Tropical ectotherms such as anoles are considered to be especially vulnerable to climate change. Given that tropical lizards already function near their upper tolerances, even a modest increase in ambient temperature can have disproportionately large negative fitness consequences. Most models that predict how climate warming will impact tropical ectotherms rely on ambient temperature. Michael Logan, a graduate student at Dartmouth College, presented a study suggesting that temperature alone is insufficient to predict the impacts of environmental warming on organismal fitness. He points out that other abiotic factors, such as humidity and wind speed, may be equally important in determining whether and how organisms will be impacted by climate warming.

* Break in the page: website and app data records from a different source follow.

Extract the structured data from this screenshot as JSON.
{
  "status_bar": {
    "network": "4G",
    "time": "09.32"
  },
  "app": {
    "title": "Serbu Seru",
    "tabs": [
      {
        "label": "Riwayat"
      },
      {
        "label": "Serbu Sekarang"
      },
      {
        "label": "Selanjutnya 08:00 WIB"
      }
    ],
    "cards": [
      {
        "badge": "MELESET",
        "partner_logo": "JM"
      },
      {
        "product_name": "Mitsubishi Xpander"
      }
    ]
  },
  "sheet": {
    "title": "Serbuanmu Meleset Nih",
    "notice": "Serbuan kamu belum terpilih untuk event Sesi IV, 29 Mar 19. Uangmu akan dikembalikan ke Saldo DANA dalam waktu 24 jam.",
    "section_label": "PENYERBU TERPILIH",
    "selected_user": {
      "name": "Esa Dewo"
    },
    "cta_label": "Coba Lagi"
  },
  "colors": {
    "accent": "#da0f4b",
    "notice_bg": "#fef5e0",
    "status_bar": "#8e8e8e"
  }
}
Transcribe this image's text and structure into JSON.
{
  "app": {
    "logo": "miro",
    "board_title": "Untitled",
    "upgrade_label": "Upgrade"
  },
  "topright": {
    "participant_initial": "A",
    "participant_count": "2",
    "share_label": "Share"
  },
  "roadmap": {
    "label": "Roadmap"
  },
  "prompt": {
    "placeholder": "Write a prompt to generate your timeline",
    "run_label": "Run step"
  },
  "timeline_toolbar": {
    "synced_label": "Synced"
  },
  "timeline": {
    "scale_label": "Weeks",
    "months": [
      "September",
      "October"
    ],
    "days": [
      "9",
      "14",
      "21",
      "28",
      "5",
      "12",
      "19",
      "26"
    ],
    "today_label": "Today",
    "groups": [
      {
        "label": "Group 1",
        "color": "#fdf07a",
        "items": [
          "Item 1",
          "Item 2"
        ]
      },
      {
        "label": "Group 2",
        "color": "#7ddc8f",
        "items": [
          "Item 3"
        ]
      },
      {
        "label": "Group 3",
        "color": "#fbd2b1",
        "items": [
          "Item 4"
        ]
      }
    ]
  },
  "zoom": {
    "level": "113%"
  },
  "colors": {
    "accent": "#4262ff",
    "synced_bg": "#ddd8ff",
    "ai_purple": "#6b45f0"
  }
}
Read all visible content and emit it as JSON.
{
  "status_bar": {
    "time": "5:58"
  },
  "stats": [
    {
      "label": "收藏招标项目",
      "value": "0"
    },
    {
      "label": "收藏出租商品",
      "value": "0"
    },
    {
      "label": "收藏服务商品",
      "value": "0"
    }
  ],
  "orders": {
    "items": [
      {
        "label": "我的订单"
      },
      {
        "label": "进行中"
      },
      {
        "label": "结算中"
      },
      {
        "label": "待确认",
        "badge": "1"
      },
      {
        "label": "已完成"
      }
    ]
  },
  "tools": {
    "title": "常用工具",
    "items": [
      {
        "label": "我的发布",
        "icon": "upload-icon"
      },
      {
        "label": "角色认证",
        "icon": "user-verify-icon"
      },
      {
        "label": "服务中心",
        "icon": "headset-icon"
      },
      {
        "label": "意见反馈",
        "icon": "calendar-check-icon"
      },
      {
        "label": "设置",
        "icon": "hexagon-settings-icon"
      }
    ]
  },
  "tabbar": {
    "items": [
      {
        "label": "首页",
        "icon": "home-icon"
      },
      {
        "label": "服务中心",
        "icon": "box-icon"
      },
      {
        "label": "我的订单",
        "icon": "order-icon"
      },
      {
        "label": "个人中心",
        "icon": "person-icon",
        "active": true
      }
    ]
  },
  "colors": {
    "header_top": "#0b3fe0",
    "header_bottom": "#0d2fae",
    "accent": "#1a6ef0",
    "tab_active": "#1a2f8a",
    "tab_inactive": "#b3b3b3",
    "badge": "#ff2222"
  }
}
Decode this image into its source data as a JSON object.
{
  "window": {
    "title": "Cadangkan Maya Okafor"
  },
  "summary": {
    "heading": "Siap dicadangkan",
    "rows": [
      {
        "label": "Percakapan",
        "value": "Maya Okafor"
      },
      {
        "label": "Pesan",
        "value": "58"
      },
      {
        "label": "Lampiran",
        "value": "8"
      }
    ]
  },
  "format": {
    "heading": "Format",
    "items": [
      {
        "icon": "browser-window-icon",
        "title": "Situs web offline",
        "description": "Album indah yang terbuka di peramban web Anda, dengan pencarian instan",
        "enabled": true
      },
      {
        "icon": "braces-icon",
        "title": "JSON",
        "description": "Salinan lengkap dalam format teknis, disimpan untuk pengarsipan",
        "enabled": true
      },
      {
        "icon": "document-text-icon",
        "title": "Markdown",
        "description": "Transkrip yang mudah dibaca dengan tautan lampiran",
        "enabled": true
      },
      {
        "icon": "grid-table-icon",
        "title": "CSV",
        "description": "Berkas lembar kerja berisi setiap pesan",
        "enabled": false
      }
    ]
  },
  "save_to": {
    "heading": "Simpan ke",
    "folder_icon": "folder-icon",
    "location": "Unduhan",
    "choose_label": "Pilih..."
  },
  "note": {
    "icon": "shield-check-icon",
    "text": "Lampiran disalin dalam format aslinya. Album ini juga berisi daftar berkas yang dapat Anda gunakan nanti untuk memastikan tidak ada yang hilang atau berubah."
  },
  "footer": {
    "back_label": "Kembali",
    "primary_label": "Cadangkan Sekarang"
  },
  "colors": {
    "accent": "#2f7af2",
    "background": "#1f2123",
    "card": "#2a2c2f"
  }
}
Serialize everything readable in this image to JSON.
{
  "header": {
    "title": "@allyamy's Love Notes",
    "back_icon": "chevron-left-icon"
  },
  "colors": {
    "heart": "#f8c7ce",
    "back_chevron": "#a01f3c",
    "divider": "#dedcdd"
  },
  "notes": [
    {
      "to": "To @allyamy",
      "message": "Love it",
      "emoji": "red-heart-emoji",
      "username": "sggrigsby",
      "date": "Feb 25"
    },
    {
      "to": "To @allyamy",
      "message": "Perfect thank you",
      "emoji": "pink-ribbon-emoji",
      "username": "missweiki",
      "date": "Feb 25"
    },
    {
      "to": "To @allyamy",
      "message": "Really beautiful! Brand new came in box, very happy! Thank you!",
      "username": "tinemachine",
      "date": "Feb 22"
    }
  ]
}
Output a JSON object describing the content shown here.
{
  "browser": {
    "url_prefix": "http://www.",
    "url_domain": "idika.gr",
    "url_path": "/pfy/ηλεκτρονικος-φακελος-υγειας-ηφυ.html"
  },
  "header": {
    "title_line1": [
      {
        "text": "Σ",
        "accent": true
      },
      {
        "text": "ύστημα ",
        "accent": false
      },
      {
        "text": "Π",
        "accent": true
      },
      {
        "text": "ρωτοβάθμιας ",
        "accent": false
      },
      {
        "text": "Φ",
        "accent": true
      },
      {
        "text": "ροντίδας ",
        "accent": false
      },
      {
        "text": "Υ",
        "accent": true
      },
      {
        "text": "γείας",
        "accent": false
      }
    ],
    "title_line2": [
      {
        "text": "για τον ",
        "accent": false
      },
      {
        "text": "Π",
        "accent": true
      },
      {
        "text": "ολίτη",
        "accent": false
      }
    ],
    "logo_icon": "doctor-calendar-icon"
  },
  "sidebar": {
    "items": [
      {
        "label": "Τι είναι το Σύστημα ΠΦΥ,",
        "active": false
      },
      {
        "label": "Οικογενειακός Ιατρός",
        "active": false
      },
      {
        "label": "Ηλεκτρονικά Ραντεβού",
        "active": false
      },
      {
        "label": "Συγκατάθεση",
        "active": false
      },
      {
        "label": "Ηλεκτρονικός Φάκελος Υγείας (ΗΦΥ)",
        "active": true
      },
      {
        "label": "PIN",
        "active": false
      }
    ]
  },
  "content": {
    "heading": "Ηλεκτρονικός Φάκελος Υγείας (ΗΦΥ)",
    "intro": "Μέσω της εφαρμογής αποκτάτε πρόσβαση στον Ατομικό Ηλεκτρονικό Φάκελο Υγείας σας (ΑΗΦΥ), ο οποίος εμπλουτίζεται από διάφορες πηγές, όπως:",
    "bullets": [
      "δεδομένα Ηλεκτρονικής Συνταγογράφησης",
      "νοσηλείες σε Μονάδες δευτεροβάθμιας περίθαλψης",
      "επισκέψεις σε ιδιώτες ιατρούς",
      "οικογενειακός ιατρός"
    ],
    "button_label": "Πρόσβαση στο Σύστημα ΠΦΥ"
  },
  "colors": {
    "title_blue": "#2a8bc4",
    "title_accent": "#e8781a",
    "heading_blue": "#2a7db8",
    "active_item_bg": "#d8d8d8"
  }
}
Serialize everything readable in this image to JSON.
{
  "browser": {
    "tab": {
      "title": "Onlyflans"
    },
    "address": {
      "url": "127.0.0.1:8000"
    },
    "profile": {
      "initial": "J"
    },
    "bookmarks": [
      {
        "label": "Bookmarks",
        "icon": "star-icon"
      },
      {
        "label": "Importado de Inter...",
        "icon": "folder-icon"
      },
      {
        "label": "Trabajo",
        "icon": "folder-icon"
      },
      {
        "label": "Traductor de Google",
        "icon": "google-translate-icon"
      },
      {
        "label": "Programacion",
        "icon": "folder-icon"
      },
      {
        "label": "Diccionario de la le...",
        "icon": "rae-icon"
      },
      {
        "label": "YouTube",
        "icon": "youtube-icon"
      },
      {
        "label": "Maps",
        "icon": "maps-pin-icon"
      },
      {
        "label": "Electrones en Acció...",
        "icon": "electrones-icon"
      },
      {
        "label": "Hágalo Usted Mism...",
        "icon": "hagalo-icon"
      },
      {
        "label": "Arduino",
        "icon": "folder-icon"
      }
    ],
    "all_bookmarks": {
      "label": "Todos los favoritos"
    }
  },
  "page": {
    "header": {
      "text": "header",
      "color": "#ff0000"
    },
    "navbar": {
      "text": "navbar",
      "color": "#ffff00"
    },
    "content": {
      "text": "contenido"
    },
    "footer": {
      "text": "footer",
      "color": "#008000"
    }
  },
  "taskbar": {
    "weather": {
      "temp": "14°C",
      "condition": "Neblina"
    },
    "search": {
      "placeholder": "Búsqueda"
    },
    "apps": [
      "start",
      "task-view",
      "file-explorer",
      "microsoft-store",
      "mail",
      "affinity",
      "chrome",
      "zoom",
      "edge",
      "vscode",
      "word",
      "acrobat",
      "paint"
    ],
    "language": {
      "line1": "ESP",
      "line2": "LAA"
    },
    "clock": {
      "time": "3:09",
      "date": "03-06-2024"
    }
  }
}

For this study, Michael explored how daily variation in temperature, humidity, and wind speed interact to determine the abundance of two species of anole, Anolis allisoni and A. lemurinus, from the Bay Islands of Honduras (see map above). He deployed sensors that recorded temperature, humidity, and wind speed in a forest site, where A. lemurinus is found, and an open-habitat site, where A. allisoni is found.
Contrary to expectations, he found that environmental temperature alone is a poor predictor of lizard abundance in the open habitat. Rather, wind speed constrained lizard activity in the open habitat more than any other environmental factor. Further, environmental temperature predicted lizard abundance only when wind speed was low. Michael posits that there might be a trade-off between thermoregulation and evaporative water loss on windy days, such that the ability to achieve high body temperatures through basking may be counterbalanced by the ability to maintain water balance. Michael found that in the closed forest habitat, the variance in environmental temperature and the degree to which the temperature varied from the lizard’s optimal range were important predictors of A. lemurinus abundance. These results suggest that this species might thermoregulate more than was previously thought, as forest anoles are generally considered to be thermoconformers.
Together, Michael’s results suggest that factors besides temperature are important determinants of lizard abundance, and that they should be more explicitly considered in predictive models for the biological impacts of climate warming.